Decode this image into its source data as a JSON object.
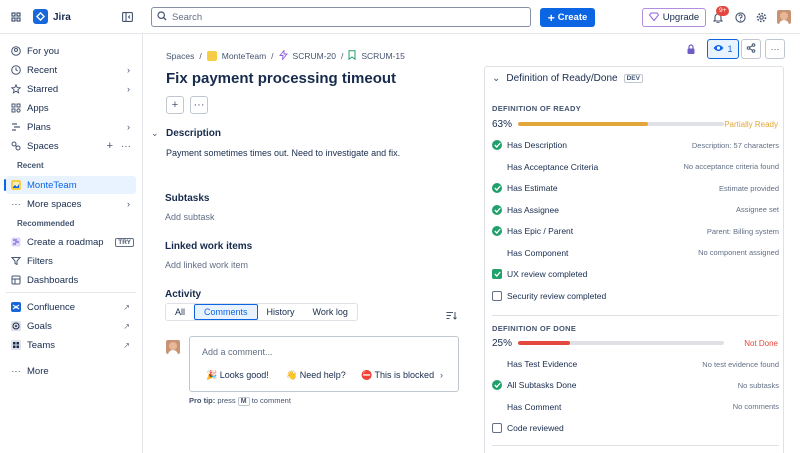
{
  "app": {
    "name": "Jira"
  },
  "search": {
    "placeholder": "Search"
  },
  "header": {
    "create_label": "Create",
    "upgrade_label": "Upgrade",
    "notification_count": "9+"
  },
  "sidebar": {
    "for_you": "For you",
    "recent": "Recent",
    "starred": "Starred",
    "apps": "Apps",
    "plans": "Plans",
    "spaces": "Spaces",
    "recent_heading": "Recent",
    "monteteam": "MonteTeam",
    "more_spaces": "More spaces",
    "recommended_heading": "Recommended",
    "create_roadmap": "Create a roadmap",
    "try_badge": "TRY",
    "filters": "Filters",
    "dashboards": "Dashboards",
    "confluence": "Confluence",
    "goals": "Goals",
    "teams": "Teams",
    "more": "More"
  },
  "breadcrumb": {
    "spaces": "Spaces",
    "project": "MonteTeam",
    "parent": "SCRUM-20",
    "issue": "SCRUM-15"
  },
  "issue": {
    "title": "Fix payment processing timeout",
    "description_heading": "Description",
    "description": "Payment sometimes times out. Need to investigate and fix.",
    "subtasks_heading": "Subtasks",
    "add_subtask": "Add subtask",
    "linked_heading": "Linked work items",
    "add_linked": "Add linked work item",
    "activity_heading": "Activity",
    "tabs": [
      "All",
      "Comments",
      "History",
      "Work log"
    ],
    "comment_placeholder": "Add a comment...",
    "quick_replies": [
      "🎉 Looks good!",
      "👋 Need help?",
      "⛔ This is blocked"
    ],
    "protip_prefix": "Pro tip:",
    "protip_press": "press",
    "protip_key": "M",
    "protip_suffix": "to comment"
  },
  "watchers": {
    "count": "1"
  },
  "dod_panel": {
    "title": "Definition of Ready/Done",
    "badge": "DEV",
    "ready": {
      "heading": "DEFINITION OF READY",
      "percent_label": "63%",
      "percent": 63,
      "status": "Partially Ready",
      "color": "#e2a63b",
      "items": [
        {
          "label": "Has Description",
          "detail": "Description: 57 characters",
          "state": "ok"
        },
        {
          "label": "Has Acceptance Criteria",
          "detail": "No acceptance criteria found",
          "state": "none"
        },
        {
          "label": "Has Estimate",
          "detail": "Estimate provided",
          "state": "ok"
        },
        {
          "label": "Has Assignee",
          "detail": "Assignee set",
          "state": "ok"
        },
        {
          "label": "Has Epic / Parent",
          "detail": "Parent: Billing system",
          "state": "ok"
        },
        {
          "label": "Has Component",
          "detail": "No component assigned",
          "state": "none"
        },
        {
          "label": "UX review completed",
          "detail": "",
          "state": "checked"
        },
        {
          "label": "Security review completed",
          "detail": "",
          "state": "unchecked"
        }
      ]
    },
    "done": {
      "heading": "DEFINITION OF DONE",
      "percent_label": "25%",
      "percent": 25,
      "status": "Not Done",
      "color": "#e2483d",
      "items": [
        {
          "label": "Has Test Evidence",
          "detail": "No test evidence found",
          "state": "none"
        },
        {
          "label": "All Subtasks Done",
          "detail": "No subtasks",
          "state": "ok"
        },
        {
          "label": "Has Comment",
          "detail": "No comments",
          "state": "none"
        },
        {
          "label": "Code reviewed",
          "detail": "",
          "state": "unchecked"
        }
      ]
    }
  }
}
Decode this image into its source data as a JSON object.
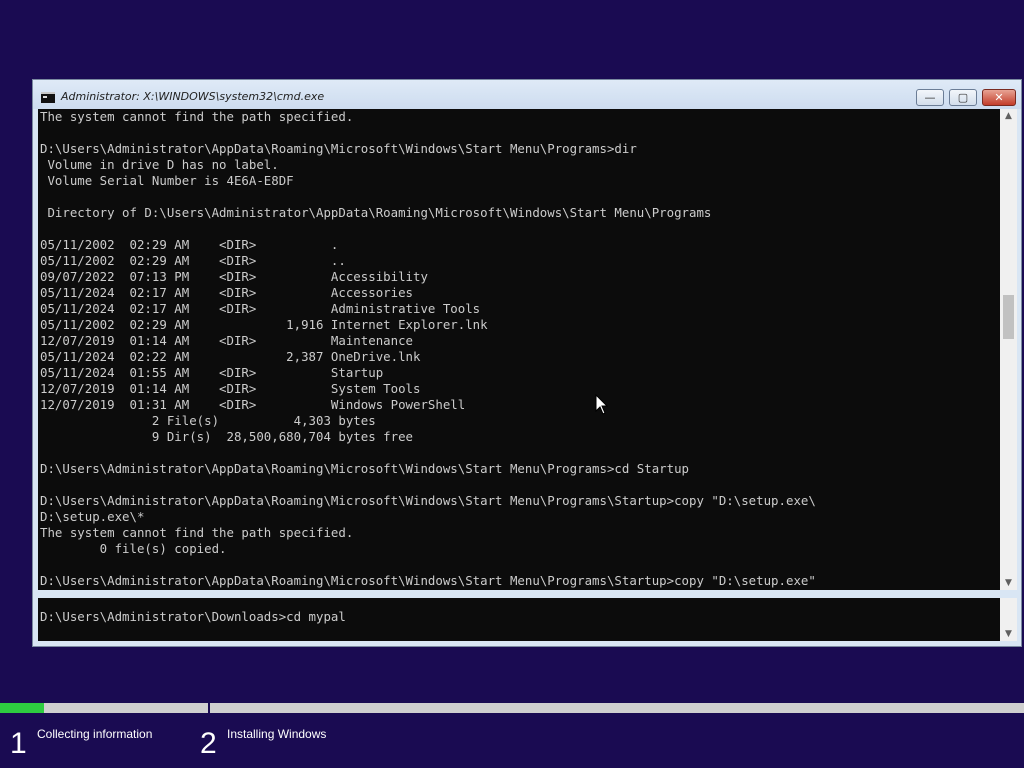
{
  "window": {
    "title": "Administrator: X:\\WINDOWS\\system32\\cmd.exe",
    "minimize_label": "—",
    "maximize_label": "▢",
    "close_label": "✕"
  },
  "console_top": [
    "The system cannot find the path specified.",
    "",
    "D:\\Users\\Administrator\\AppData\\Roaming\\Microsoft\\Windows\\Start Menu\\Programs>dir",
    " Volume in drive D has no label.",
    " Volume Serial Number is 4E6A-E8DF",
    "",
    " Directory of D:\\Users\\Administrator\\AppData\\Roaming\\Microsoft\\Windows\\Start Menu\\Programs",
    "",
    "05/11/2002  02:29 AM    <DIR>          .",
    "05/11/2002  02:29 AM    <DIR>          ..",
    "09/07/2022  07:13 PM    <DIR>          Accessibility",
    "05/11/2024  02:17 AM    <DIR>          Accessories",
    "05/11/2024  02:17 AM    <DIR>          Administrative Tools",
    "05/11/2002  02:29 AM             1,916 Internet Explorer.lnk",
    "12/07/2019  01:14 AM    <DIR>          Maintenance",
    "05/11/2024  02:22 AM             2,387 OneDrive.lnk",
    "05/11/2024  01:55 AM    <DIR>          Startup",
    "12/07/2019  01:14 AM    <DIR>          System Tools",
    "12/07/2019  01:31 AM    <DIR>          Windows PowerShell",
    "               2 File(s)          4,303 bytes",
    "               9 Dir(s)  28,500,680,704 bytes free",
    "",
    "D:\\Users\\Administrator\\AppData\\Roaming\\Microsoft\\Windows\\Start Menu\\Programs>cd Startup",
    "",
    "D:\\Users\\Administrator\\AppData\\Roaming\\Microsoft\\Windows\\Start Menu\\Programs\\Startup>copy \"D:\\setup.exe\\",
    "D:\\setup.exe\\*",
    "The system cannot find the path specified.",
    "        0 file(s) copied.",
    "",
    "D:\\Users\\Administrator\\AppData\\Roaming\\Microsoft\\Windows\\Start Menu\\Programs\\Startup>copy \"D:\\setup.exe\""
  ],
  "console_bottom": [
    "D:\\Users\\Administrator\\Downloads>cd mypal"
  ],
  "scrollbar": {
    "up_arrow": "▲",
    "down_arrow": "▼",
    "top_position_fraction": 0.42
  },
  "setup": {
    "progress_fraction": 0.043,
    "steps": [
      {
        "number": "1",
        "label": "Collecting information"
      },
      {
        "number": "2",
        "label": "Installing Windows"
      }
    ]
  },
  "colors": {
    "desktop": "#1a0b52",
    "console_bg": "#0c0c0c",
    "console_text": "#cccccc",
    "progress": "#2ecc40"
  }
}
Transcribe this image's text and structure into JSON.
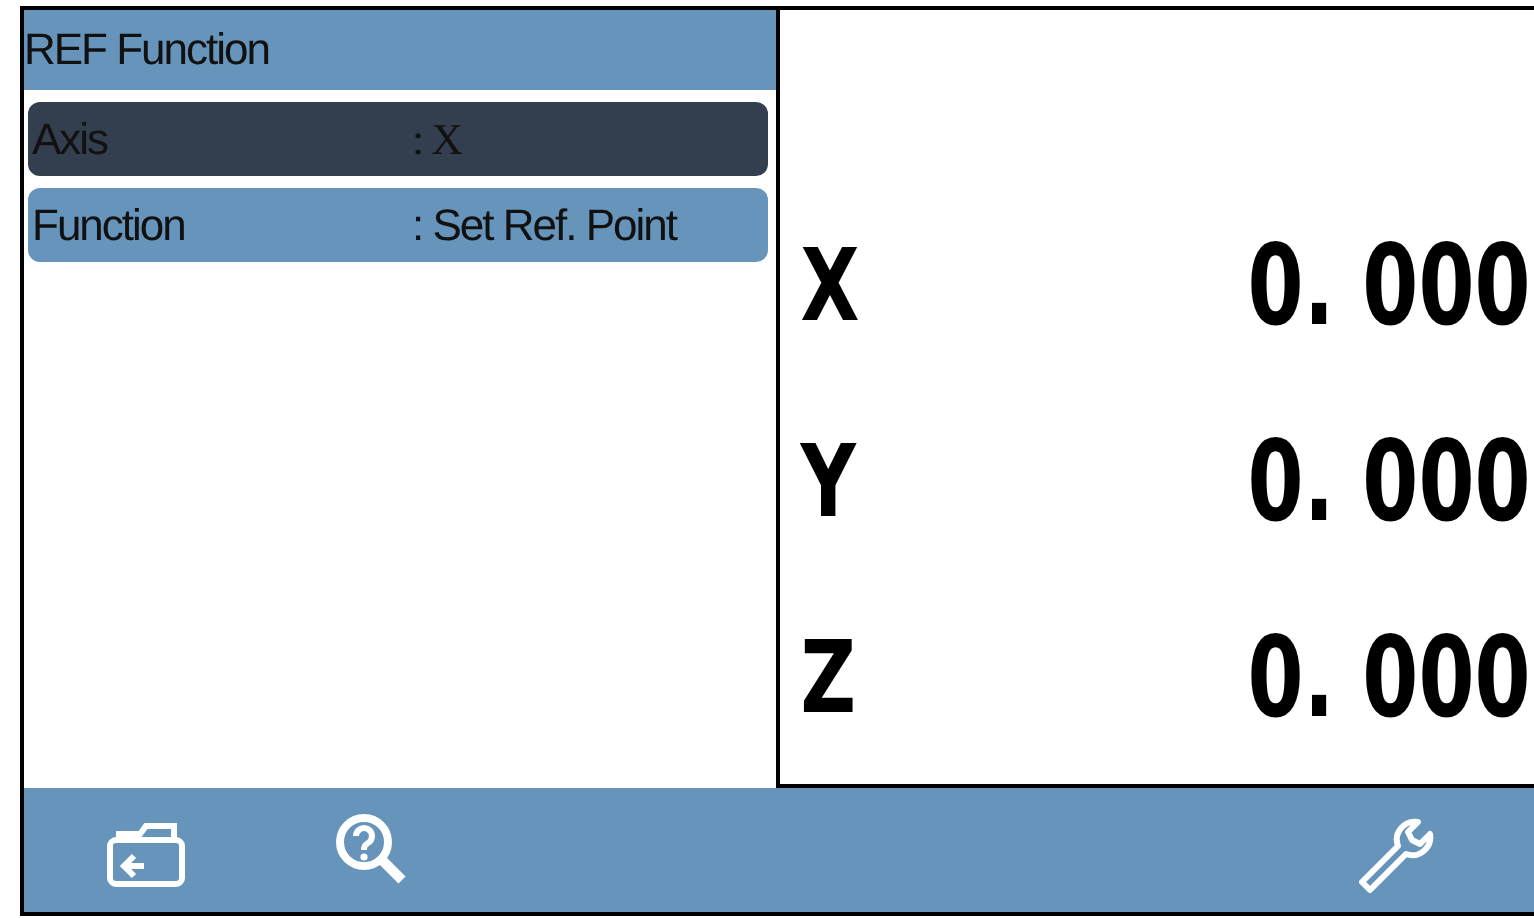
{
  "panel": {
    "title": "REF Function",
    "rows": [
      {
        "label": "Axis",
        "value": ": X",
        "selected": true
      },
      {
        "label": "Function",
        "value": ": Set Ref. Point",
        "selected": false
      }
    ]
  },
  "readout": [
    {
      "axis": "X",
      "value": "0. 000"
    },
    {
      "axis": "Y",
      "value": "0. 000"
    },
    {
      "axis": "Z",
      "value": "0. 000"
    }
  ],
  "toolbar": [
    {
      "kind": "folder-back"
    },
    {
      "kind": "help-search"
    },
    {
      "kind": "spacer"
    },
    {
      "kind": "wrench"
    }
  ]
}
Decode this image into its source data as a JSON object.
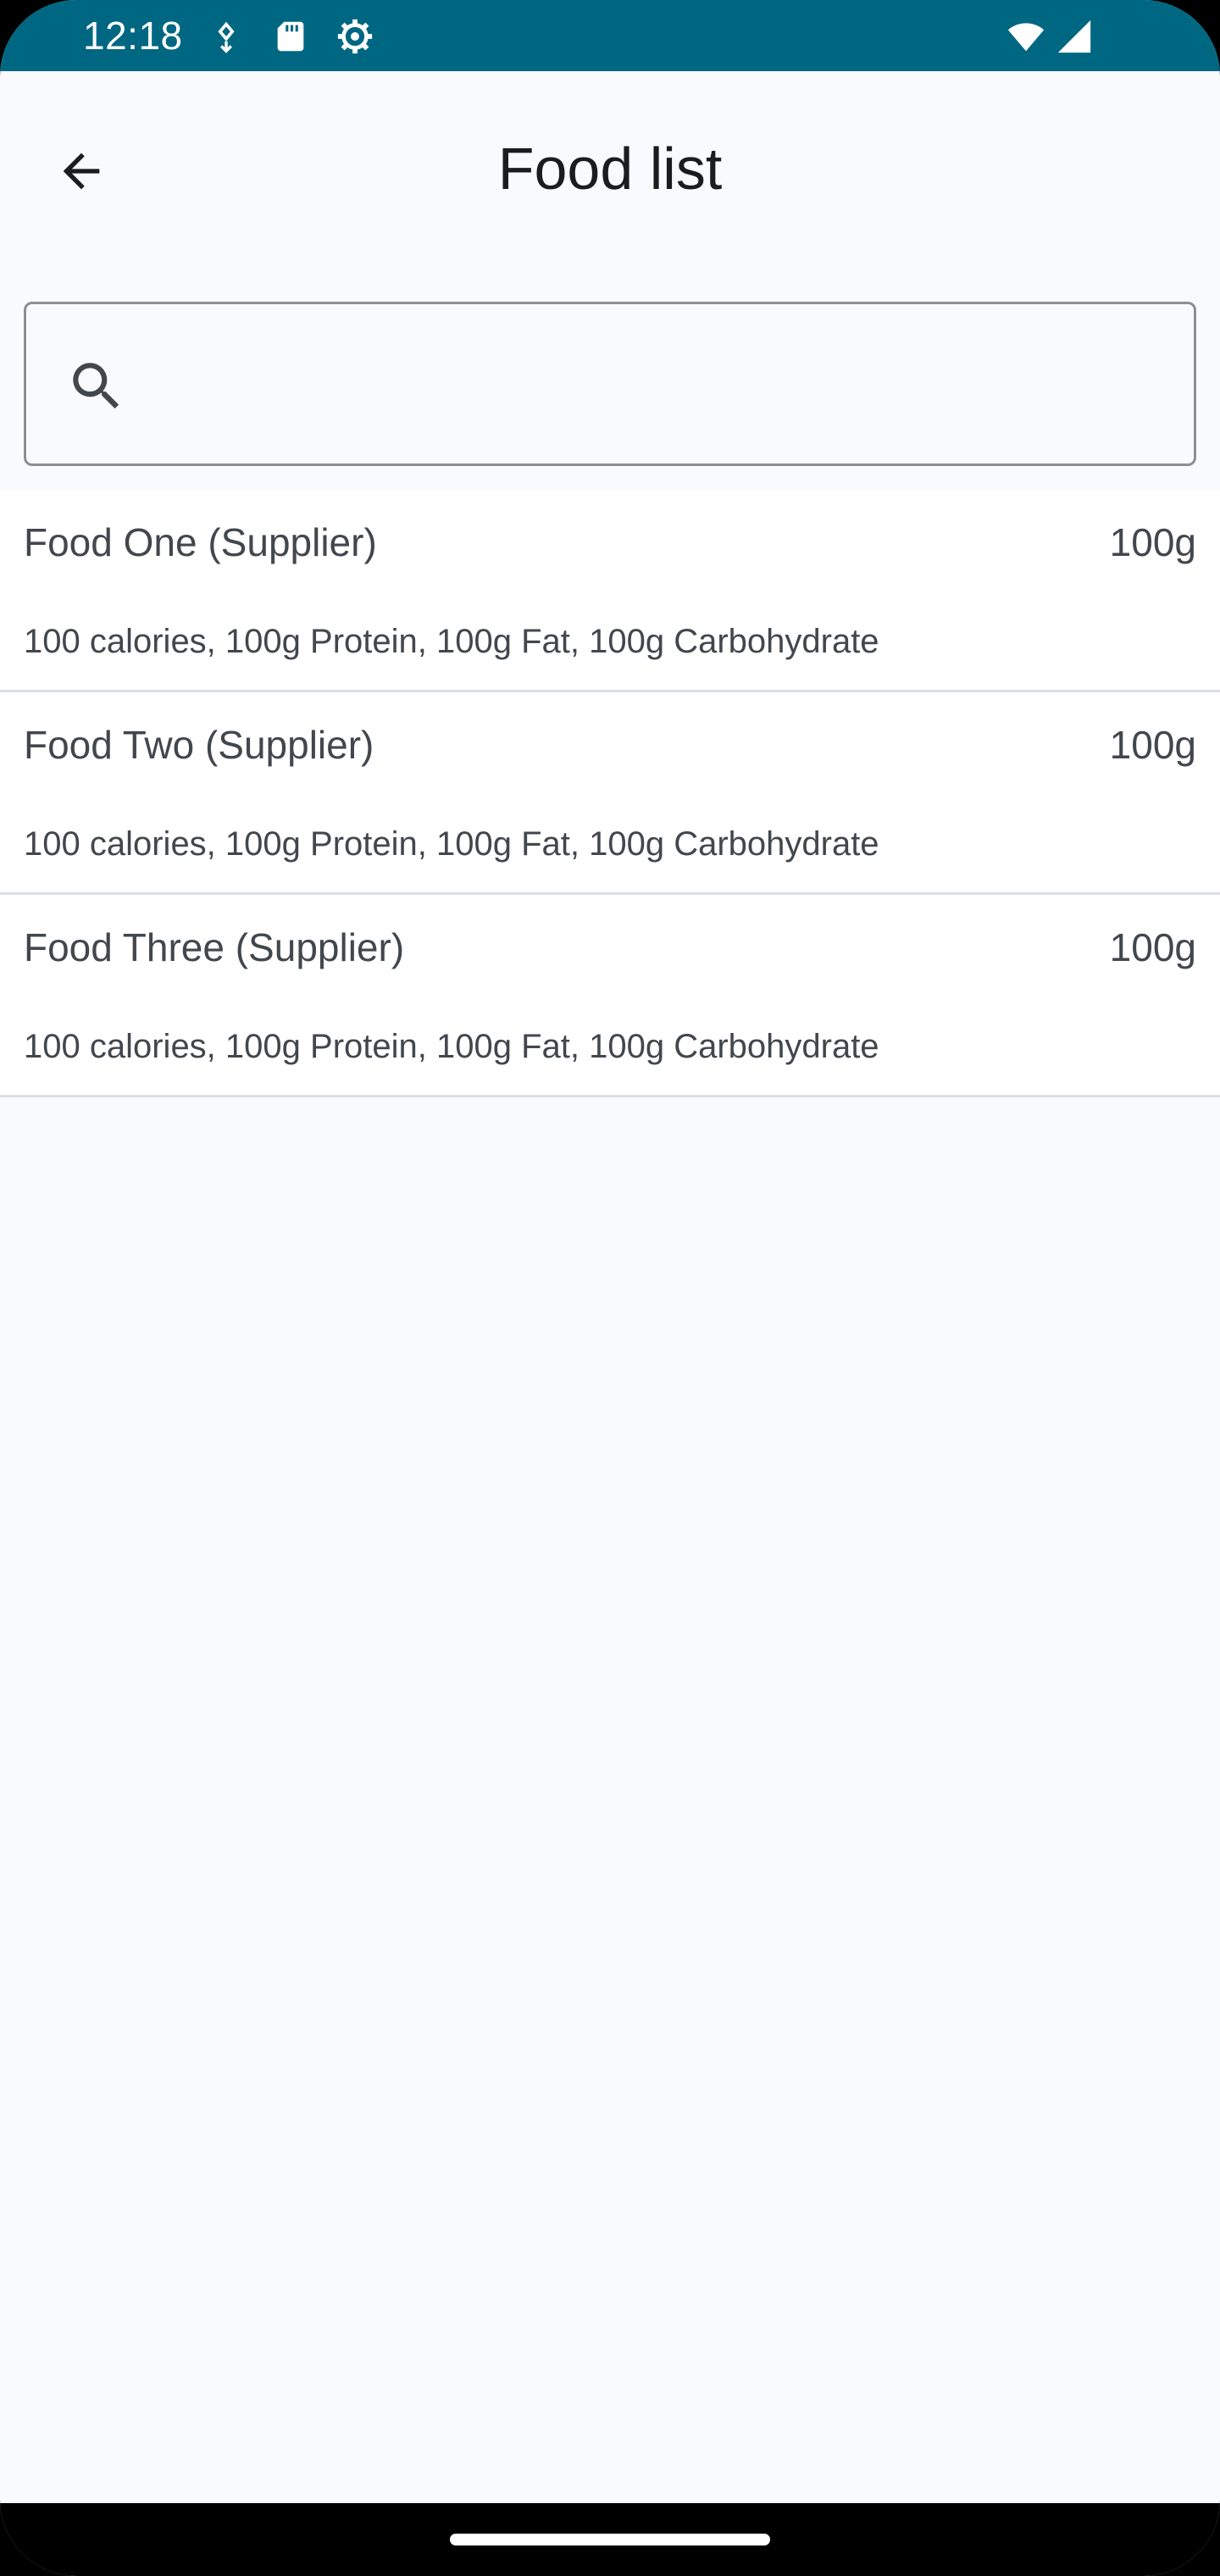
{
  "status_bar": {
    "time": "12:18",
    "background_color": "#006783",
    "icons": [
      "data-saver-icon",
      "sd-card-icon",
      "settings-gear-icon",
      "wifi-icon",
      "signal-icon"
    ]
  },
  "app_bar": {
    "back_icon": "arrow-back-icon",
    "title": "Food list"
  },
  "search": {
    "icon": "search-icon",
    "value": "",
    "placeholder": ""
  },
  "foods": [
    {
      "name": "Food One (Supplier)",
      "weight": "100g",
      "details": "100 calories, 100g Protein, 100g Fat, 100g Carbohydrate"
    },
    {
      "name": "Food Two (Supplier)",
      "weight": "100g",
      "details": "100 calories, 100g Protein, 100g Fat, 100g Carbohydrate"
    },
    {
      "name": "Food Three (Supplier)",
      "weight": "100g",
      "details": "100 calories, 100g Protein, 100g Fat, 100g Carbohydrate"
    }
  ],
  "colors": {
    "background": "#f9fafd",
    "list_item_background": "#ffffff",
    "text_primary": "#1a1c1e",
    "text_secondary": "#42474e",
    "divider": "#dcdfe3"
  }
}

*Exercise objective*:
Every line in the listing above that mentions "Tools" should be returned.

*Written solution*:
    "05/11/2024  02:17 AM    <DIR>          Administrative Tools",
    "12/07/2019  01:14 AM    <DIR>          System Tools",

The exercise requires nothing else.